[0023] Contaminated water 20 to be treated enters the contact chamber interior 14 from the bottom 11 passing through the retaining screen 15. The water 20 upflows through the copper wool 18, porous disk 19 and brass wool 17 and exits through the contact chamber top 13 as bacteria-free and algae-free water 21. The copper wool 18 is highly toxic to bacteria, killing substantially all of the bacteria and algae in the water 20. The brass wool 17 is also highly toxic to bacteria, killing any remaining bacteria and also picking up any dissolved copper in the water stream.

[0024] The brass wool is a coarse grade with an average fiber width of 5 mils/0.005 inch. The copper wool is also coarse grade with a purity greater than 99.9%. In this embodiment of the invention, the brass wool 17 and copper wool 18 are packed in concentrations of 0.05±15% ounces per cubic inch. In this embodiment of the invention the filter media combination of brass wool 17 and copper wool 18 is 50% brass wool and 50% copper wool. The proportion of brass wool to copper wool may range from 25% to 75% of total filter media.

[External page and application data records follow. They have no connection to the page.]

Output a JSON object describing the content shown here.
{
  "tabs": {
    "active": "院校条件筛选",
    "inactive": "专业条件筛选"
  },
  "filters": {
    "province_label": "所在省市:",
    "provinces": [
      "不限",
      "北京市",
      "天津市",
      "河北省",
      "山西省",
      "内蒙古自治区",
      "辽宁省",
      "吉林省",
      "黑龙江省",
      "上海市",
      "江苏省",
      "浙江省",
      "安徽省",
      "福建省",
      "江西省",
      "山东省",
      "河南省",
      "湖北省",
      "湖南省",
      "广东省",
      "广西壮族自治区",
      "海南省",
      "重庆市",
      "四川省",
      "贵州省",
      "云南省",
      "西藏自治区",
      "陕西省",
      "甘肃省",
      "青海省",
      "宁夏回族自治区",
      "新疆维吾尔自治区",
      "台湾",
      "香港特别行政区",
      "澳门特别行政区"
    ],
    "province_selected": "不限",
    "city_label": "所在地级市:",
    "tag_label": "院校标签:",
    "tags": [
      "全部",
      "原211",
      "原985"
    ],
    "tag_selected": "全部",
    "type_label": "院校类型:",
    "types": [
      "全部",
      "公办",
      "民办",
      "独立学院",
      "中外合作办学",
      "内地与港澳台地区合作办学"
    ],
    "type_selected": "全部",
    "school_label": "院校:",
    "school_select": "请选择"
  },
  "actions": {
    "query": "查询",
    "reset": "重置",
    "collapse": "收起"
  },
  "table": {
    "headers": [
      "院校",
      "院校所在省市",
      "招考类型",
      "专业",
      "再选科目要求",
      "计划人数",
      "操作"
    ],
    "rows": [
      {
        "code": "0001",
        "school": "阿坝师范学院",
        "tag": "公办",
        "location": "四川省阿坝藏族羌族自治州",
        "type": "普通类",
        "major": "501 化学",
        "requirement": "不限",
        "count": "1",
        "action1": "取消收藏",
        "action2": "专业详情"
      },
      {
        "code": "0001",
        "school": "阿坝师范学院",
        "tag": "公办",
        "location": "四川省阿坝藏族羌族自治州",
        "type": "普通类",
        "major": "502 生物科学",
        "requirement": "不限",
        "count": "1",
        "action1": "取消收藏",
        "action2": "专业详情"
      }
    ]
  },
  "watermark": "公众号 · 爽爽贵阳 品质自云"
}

[0025] The treatment system 1 will generally be operated with a pump 4, 31, 35 which forces contaminated water 20 through a particulate filter 2, through the contact chamber 10, and out of the filter system as algae-free and bacteria-free water. The method of the present invention is to pump contaminated water, either by pushing or drawing, through a particulate filter and then through a contact chamber containing firstly copper wool and secondly brass wool. This method may be applied to a wide number of applications in which water is subject to either algae or bacterial contamination.

[0026] Applicant has tested for the same organisms as are identified in ANSI/NSF 50-1996 American National Standard/NSF International Standard. In one such test the results were as follows: 1

Pseudomonas
Enterococc/100 mLaeruginosa/100 mL
SourceMethod 230 c.2.aMethod 9213EAlgae*
Before100/100 mL110,000/100 mL>120,000/100 mL
After 0/100 mL   600/100 mL     0/100 mL
*Four Genera present were Ankistrodemus, Cryptomonas, Chlorococcum, and Bracteacoccus

[0027] In previous tests, applicant found that the present invention was particularly effective in reducing anaerobic bacteria and staphylococcus. The following results were obtained. 2

Anaerobic/Facultative
SourcePlate Count CFU/mLStaphylococcus/mL
Before2,600,000150,000
After  33,000   310

[0028] All of the above tests were performed in a dynamic test having the total volume of the test reservoir passing through the media a minimum of one pass.

[0029] It is understood that the above-described embodiment is merely illustrative of the application. Other embodiments may be readily devised by those skilled in the art which will embody the principles of the invention and fall within the spirit and scope thereof.